Saturday, I watched one of my horses drive away in someone elses trailer. He is going to school. He is going to see what he would like to be good at. This is his shot to learn skills that will help him in his new home. At 13 he is my most"at risk" horse. What does that mean? Well, he is a horse I have loved from the beginning and had no expectations from. We dinked around with this and that but had no real agenda on developing his potential as he wasn't very sound. When he became sound 4 years later, I decided to try to develop him only to realize he surpassed my rusty riding skills. So one big fall later I made the very heart breaking decision to re-home him. Sounds like a bail doesn't it? Well I did beat myself up with that word and those feelings for about two months then I gave myself a break. Part of being a good trainer is to know when you are over faced. Be that emotionally or physically. Its happened with other peoples horses, and I gracefully took my leave with out a backward thought.

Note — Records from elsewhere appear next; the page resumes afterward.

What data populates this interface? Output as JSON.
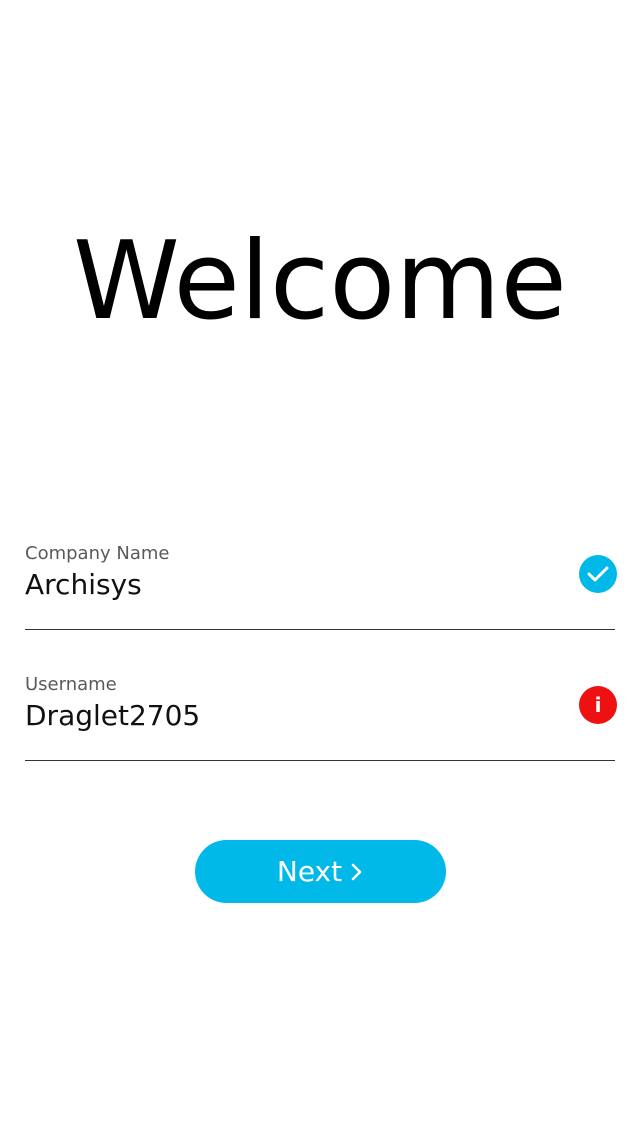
{
  "title": "Welcome",
  "form": {
    "company": {
      "label": "Company Name",
      "value": "Archisys",
      "status": "valid",
      "status_icon": "check-icon",
      "status_color": "#00b9e8"
    },
    "username": {
      "label": "Username",
      "value": "Draglet2705",
      "status": "error",
      "status_icon": "info-icon",
      "status_glyph": "i",
      "status_color": "#ee1111"
    }
  },
  "next_button": {
    "label": "Next",
    "icon": "chevron-right-icon",
    "color": "#00b9e8"
  }
}
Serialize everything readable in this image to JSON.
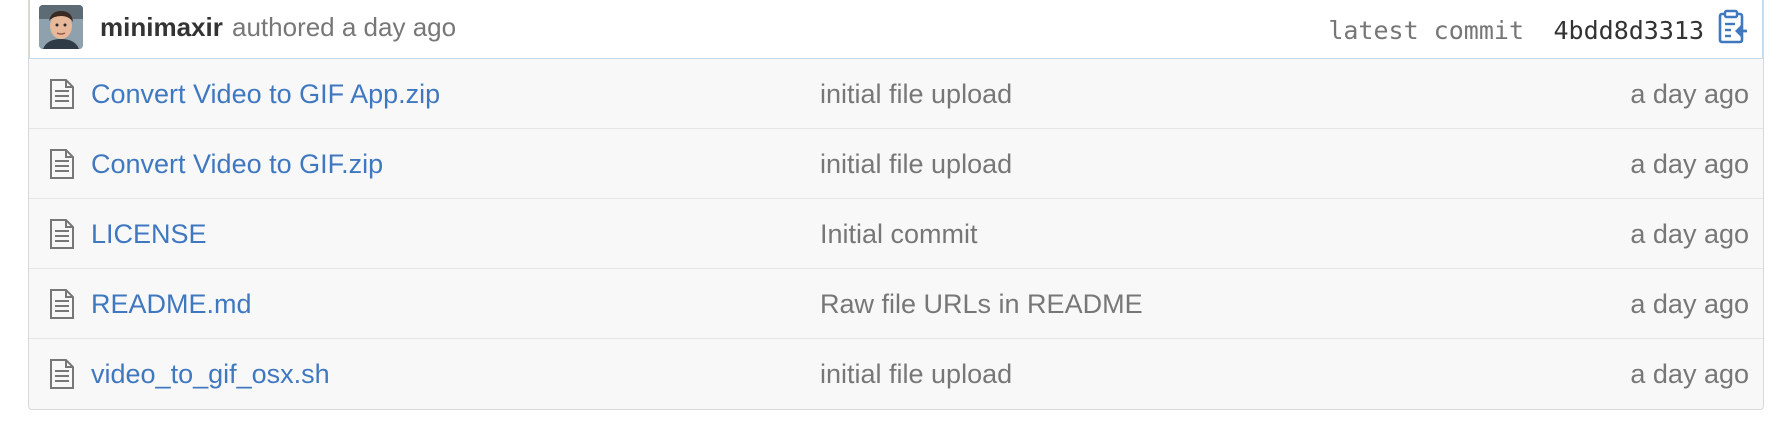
{
  "commit": {
    "author": "minimaxir",
    "meta": "authored a day ago",
    "latest_label": "latest commit",
    "sha": "4bdd8d3313"
  },
  "files": [
    {
      "name": "Convert Video to GIF App.zip",
      "message": "initial file upload",
      "age": "a day ago"
    },
    {
      "name": "Convert Video to GIF.zip",
      "message": "initial file upload",
      "age": "a day ago"
    },
    {
      "name": "LICENSE",
      "message": "Initial commit",
      "age": "a day ago"
    },
    {
      "name": "README.md",
      "message": "Raw file URLs in README",
      "age": "a day ago"
    },
    {
      "name": "video_to_gif_osx.sh",
      "message": "initial file upload",
      "age": "a day ago"
    }
  ],
  "icons": {
    "file": "file-text-icon",
    "copy": "clipboard-icon"
  },
  "colors": {
    "link": "#4078c0",
    "muted": "#777777",
    "text": "#333333",
    "border": "#e5e5e5",
    "commit_border": "#c6dbe9"
  }
}
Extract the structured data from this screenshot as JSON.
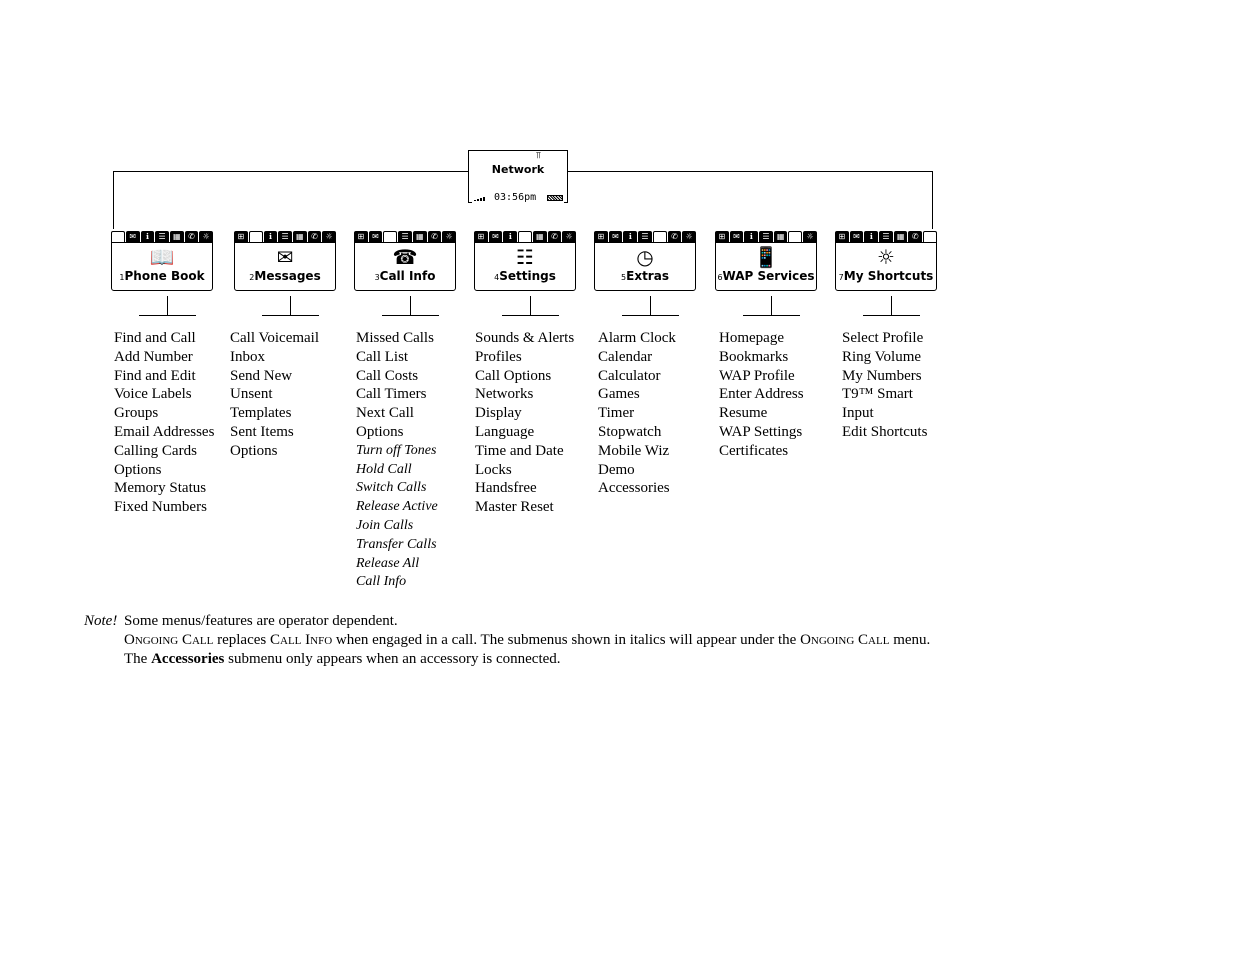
{
  "idle_screen": {
    "title": "Network",
    "time": "03:56pm",
    "antenna_icon": "antenna-icon",
    "signal_icon": "signal-strength-icon",
    "battery_icon": "battery-icon"
  },
  "tab_icons": [
    {
      "name": "phonebook-tab-icon",
      "glyph": "⊞"
    },
    {
      "name": "messages-tab-icon",
      "glyph": "✉"
    },
    {
      "name": "callinfo-tab-icon",
      "glyph": "ℹ"
    },
    {
      "name": "settings-tab-icon",
      "glyph": "☰"
    },
    {
      "name": "extras-tab-icon",
      "glyph": "▦"
    },
    {
      "name": "wap-tab-icon",
      "glyph": "✆"
    },
    {
      "name": "shortcuts-tab-icon",
      "glyph": "☼"
    }
  ],
  "menus": [
    {
      "number": "1",
      "label": "Phone Book",
      "icon": "phone-book-icon",
      "glyph": "📖",
      "items": [
        "Find and Call",
        "Add Number",
        "Find and Edit",
        "Voice Labels",
        "Groups",
        "Email Addresses",
        "Calling Cards",
        "Options",
        "Memory Status",
        "Fixed Numbers"
      ],
      "italic_items": []
    },
    {
      "number": "2",
      "label": "Messages",
      "icon": "envelope-icon",
      "glyph": "✉",
      "items": [
        "Call Voicemail",
        "Inbox",
        "Send New",
        "Unsent",
        "Templates",
        "Sent Items",
        "Options"
      ],
      "italic_items": []
    },
    {
      "number": "3",
      "label": "Call Info",
      "icon": "call-info-icon",
      "glyph": "☎",
      "items": [
        "Missed Calls",
        "Call List",
        "Call Costs",
        "Call Timers",
        "Next Call",
        "Options"
      ],
      "italic_items": [
        "Turn off Tones",
        "Hold Call",
        "Switch Calls",
        "Release Active",
        "Join Calls",
        "Transfer Calls",
        "Release All",
        "Call Info"
      ]
    },
    {
      "number": "4",
      "label": "Settings",
      "icon": "settings-icon",
      "glyph": "☷",
      "items": [
        "Sounds & Alerts",
        "Profiles",
        "Call Options",
        "Networks",
        "Display",
        "Language",
        "Time and Date",
        "Locks",
        "Handsfree",
        "Master Reset"
      ],
      "italic_items": []
    },
    {
      "number": "5",
      "label": "Extras",
      "icon": "extras-clock-calculator-icon",
      "glyph": "◷",
      "items": [
        "Alarm Clock",
        "Calendar",
        "Calculator",
        "Games",
        "Timer",
        "Stopwatch",
        "Mobile Wiz",
        "Demo",
        "Accessories"
      ],
      "italic_items": []
    },
    {
      "number": "6",
      "label": "WAP Services",
      "icon": "wap-phone-icon",
      "glyph": "📱",
      "items": [
        "Homepage",
        "Bookmarks",
        "WAP Profile",
        "Enter Address",
        "Resume",
        "WAP Settings",
        "Certificates"
      ],
      "italic_items": []
    },
    {
      "number": "7",
      "label": "My Shortcuts",
      "icon": "sun-shortcut-icon",
      "glyph": "☼",
      "items": [
        "Select Profile",
        "Ring Volume",
        "My Numbers",
        "T9™ Smart",
        "Input",
        "Edit Shortcuts"
      ],
      "italic_items": []
    }
  ],
  "notes": {
    "label": "Note!",
    "line1": "Some menus/features are operator dependent.",
    "line2_part1": "Ongoing Call",
    "line2_part2": " replaces ",
    "line2_part3": "Call Info",
    "line2_part4": " when engaged in a call. The submenus shown in italics will appear under the ",
    "line2_part5": "Ongoing Call",
    "line2_part6": " menu.",
    "line3_part1": "The ",
    "line3_part2": "Accessories",
    "line3_part3": " submenu only appears when an accessory is connected."
  }
}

When its your own horse it makes it a little more complicated to separate the truth from the emotional fiction. A wise friend once said to me "Just because you don't have the answer for him doesn't mean someone else doesn't..." We never say die types don't like harsh truths like that but its that exact truth that has freed me from the guilt I was using to not be "solutional" I had to examine my motives. Why was this lovely little horse any different than a horse I would not take in training? Being mine was not a good enough reason. Allowing him to be a pasture pet was selfish and unrealistic. Why? Well, being a good steward to our pets is about thinking down the road for them. If some thing happened to me could all my horses be re-homed on their own merits? Could my friends and family find them a new forever home with out the added stress that they would simply be a fantastic pasture ornament? Not in this current financial climate. Its a big commitment to take on a horse for its natural life time. People want to enjoy their investment. Even if the horse is free, riding him, using him for therapy purposes, etc etc, make that monthly investment easier to bear. So off he went to someone who will help show him a life outside of the cloistered life he has lived for 5 years. I was asked by more than a few people, why I was paying to have him trained just to sell him? Well, that's all part of it too isn't it? What chance would he have in the real world with limited skills? A 13 year old, green horse can end up in many horrible places. This is his ticket to ride, it puts him on an even playing field with the rest of the hard working ponies out there where his looks and his wonderful personality will give him an edge, I believe. Its still no guarantee, look at the crisis in Spain where centuries of carefully bred Andalusians are ending up on the meat wagon from simple want of funds to feed them and buyers to buy them. Not 5 years ago, these same horses fetched tens of thousands of dollars all over the world and now the sad fates for them. Its heartbreaking and its a truth that every horse owner and breeder should consider before buying that project horse, breeding that brood mare and "rescuing" that 22 year old unsound gelding from the auction block. Will you still be willing to pay for that colt, that old horse who deserves a chance, in three years? In ten? Will you be able too? Will you burden your friends and family with your "collection" of living , breathing, eating, feeling charges? Many people can rationalize their way around these very hard to think about topics. I am one of them. For the sake of my current and future critters I wanted to get real. My fingers are crossed for my little guy and Im banking on the fact that he will rise to the occasion. As for me and the remaining herd? We will continue on together, with luck, for the rest of our natural lives.